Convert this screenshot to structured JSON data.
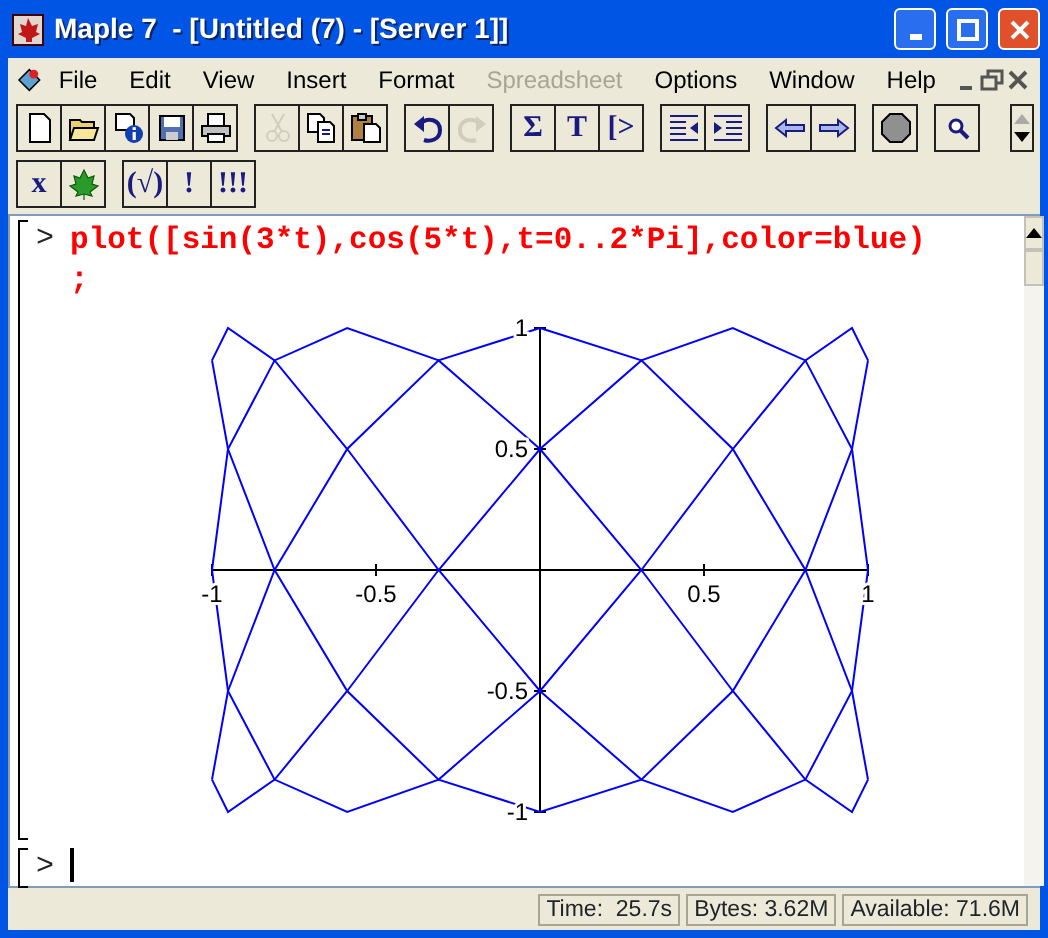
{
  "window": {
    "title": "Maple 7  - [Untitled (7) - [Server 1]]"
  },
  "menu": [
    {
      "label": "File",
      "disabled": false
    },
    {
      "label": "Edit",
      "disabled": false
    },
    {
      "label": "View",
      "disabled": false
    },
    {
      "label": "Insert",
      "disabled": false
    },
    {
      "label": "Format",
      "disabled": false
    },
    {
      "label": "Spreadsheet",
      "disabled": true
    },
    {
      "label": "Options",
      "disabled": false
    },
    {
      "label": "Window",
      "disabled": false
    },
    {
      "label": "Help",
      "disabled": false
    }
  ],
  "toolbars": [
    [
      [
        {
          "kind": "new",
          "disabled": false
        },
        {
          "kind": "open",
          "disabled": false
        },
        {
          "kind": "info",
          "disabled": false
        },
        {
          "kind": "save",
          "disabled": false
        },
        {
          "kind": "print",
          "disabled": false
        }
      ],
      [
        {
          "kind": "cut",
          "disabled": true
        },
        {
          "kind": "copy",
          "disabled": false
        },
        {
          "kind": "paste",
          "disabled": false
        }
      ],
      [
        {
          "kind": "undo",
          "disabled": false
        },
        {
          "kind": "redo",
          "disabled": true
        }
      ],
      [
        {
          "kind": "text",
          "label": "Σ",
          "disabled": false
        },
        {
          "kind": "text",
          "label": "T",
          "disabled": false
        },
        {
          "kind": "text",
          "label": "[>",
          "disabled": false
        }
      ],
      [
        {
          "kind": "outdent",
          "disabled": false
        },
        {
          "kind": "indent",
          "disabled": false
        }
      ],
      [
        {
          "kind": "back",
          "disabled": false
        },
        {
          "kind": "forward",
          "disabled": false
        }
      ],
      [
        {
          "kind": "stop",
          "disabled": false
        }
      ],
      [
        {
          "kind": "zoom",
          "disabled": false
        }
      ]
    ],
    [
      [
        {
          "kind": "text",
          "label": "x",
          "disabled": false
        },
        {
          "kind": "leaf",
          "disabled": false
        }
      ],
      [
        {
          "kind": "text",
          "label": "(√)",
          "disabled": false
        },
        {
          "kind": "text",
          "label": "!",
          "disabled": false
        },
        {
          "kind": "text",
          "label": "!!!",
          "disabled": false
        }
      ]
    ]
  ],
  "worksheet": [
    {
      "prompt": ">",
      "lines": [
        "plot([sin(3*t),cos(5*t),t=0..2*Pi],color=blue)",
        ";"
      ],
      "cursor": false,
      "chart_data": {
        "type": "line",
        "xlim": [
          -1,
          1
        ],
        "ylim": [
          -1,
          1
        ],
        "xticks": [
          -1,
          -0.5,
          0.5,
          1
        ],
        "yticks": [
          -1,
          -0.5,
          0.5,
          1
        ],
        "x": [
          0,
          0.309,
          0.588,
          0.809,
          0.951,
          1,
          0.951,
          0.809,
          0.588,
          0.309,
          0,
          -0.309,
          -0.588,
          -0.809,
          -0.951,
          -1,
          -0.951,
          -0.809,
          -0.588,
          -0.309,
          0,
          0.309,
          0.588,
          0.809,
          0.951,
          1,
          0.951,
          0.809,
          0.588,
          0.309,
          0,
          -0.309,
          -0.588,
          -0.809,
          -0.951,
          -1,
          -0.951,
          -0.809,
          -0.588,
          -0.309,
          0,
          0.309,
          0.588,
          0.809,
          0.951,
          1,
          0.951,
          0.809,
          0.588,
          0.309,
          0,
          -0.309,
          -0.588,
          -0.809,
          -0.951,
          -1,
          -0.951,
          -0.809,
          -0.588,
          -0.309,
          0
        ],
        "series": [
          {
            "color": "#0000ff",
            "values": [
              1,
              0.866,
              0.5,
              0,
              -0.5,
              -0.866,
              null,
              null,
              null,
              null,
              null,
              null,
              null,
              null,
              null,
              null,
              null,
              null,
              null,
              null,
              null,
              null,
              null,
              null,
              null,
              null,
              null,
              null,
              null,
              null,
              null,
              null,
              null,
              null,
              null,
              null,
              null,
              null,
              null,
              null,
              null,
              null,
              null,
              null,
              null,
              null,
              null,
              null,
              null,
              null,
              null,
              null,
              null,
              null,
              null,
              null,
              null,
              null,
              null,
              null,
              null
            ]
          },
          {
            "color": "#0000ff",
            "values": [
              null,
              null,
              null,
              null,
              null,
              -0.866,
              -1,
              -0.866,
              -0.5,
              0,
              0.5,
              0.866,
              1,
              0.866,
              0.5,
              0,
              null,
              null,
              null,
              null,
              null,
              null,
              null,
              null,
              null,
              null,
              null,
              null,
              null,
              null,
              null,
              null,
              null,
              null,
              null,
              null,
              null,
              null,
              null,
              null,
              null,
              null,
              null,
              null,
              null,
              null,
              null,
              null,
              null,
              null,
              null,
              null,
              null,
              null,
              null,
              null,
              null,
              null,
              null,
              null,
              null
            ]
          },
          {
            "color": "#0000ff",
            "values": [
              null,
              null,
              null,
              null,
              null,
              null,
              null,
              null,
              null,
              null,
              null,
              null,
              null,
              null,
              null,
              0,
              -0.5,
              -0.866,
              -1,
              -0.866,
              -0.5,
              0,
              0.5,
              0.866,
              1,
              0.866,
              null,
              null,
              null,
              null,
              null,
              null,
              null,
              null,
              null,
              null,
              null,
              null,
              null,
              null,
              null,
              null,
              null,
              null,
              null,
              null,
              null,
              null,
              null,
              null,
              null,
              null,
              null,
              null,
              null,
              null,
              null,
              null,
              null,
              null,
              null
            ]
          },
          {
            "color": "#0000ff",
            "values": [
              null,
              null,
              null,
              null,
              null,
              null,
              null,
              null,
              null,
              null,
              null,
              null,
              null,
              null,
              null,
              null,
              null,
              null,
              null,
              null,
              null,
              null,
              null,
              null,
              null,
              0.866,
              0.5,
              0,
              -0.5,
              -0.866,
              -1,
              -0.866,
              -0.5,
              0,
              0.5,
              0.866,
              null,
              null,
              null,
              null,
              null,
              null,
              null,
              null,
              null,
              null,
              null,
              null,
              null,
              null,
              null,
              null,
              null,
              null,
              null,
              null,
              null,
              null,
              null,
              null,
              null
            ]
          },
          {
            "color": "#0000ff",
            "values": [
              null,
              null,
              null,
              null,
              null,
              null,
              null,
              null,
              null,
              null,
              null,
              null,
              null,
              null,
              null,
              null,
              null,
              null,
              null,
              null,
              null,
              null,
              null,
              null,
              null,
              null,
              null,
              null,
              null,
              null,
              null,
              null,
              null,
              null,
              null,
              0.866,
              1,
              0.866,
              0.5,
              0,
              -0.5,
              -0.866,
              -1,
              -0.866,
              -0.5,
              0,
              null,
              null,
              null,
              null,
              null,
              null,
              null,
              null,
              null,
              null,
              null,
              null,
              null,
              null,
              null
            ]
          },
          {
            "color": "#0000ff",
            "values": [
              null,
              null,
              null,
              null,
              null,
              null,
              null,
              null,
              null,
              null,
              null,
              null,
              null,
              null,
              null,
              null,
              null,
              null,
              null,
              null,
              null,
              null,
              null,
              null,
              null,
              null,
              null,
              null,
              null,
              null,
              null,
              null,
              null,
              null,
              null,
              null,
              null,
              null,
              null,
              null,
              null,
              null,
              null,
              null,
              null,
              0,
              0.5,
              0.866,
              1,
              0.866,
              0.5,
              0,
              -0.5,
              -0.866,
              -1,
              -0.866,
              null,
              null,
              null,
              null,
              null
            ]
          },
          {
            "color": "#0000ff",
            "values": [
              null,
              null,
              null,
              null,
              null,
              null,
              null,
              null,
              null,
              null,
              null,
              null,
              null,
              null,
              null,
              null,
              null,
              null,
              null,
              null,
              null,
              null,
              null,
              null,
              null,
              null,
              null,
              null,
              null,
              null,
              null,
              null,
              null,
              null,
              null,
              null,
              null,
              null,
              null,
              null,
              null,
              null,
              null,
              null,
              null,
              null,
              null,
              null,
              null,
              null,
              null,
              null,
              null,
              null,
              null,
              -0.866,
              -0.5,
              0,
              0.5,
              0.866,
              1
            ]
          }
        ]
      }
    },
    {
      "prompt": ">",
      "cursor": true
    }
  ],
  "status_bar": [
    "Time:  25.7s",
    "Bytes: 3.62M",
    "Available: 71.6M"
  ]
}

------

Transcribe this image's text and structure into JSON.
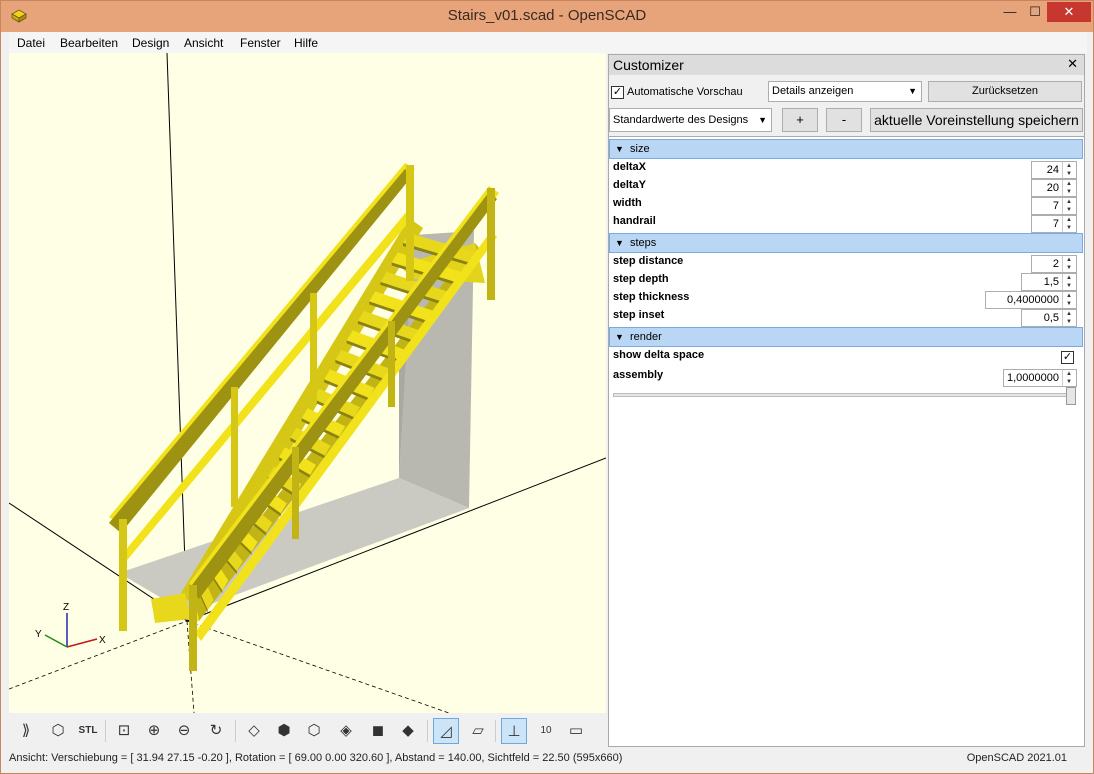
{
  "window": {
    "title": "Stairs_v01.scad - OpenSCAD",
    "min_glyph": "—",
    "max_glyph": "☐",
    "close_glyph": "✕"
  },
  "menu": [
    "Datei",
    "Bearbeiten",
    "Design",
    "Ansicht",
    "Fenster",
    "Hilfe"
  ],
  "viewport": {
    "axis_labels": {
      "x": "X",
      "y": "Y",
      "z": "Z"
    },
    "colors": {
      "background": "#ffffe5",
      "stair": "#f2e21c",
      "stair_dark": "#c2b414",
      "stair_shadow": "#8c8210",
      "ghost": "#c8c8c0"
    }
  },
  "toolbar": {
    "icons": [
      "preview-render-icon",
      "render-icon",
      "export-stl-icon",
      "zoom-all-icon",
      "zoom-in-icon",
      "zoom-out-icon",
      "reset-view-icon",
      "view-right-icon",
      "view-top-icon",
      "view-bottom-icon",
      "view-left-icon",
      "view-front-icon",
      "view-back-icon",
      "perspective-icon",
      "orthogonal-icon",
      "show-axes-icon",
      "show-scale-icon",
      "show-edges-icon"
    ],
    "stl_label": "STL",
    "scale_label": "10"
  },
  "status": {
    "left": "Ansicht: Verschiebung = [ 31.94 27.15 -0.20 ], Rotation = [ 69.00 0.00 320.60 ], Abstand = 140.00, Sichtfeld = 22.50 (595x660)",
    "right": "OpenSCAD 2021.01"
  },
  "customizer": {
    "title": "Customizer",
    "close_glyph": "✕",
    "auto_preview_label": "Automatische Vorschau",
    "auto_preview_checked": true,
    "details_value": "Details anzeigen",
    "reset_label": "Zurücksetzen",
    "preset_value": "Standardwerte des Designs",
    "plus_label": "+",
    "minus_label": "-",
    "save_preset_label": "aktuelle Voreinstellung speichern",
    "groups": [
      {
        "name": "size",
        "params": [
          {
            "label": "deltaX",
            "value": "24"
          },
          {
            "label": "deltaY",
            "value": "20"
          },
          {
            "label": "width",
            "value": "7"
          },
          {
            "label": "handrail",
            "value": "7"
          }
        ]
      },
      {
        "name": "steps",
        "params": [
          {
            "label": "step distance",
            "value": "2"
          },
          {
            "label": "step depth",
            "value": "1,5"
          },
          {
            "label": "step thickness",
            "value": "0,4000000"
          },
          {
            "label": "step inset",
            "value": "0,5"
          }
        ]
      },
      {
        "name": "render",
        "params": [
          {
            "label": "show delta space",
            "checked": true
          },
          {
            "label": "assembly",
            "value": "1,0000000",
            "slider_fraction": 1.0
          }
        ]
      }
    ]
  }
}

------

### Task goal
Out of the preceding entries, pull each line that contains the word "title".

### Answer below
    "title": "Maple 7  - [Untitled (7) - [Server 1]]"
    "title": "Stairs_v01.scad - OpenSCAD",
    "title": "Customizer",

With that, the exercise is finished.